To make matters more difficult still, bone itself becomes less ‘responsive’ to (or, if you like, more resistant to) any given level of PTH as kidney function falls and/or a patient starts on dialysis. Further - and as a rule - the longer the period of renal dysfunction has been, the less responsive the bone becomes. This results in a higher ‘level’ of PTH being needed to get the same amount of ‘kick’ out of the bone. This is why you will often hear of levels of 2-3 times normal being ‘the ideal target level’ in advanced CKD or dialysis patients … they simply need more PTH to get the same bone bang for its buck … but … and it gets even messier here … even 2-3 times the ‘normal’ level of PTH may be insufficient in some patients.

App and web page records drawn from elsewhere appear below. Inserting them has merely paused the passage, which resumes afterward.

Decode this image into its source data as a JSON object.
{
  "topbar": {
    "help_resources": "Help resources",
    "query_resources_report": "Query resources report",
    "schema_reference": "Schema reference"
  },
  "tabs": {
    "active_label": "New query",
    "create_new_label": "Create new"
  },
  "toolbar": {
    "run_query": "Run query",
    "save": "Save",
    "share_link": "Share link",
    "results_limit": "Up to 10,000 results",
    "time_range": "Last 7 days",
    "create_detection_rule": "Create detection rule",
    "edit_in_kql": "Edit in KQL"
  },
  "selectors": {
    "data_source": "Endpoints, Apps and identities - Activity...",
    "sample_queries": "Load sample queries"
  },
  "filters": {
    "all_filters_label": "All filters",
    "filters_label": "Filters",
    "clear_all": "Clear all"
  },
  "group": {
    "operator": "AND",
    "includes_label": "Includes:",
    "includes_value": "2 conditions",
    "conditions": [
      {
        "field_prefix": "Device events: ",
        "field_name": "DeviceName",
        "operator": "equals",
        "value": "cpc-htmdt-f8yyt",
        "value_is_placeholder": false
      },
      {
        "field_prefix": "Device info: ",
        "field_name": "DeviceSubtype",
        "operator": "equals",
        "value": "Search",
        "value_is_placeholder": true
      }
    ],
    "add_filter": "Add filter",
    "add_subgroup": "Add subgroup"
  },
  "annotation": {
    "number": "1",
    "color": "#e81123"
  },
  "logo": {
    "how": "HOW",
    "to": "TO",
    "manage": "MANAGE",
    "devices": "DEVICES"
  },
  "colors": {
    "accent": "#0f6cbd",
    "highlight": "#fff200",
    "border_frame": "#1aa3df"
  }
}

The ‘normal’ PTH for any given patient (= that level of PTH at which a normal bone response occurs) may be up to 4, 5, 6 or even 7 times the upper limits of the laboratory normal. And the problem is, no-one can really tell … not you, not us.
As you can see, it really gets hard to know what the hell we should do for any given patient … short of serial bone samples … and there aren’t many who will permit that!
Because of all this - and magnified by the ‘lag time’ problem - we are often left chasing our tails up and down the slippery slope from adynamia to over-activity and back, adding and subtracting medication as we always try to head back towards the mid-point … though even that mid-point is a moving feast and may change with dialysis vintage = time (years) on dialysis.
As for treatment, cinacalcet turns down bone activity by switching off PTH production … it will slide you towards adynamia … as does calcitriol, while a high phosphate will push the PTH higher as it binds calcium as calcium phosphate, lowers the calcium level and promotes PTH production.
Oh, Kamal, it is so very complicated … and to get it right is often more by good luck than smart management!
Patients (and doctors) get so (a) confused and (b) upset that it is natural to ask the question: “hey, does the doctor know what he’s doing” … as the medications chase their tails up and down the seesaw.
That chase is as much to do with the lag time problem as anything, and … as blood changes rapidly and bone is bone and take ages to reverse (in either direction), I can’t see the confusion lessening any time soon.
The best I can say is …
Don’t give up the battle.
Don’t be put off by the back and forth chase - it will always be that way, by the very nature of the disconnect between the speed of the changes in blood and the tortoise-like speed of change that governs bone metabolism.
I am not sure if that answers your question, but I hope it makes it a bit clearer.
Keep up the battle … and stick by your nephrologist … but remember: he is suffering as much frustration with this as you.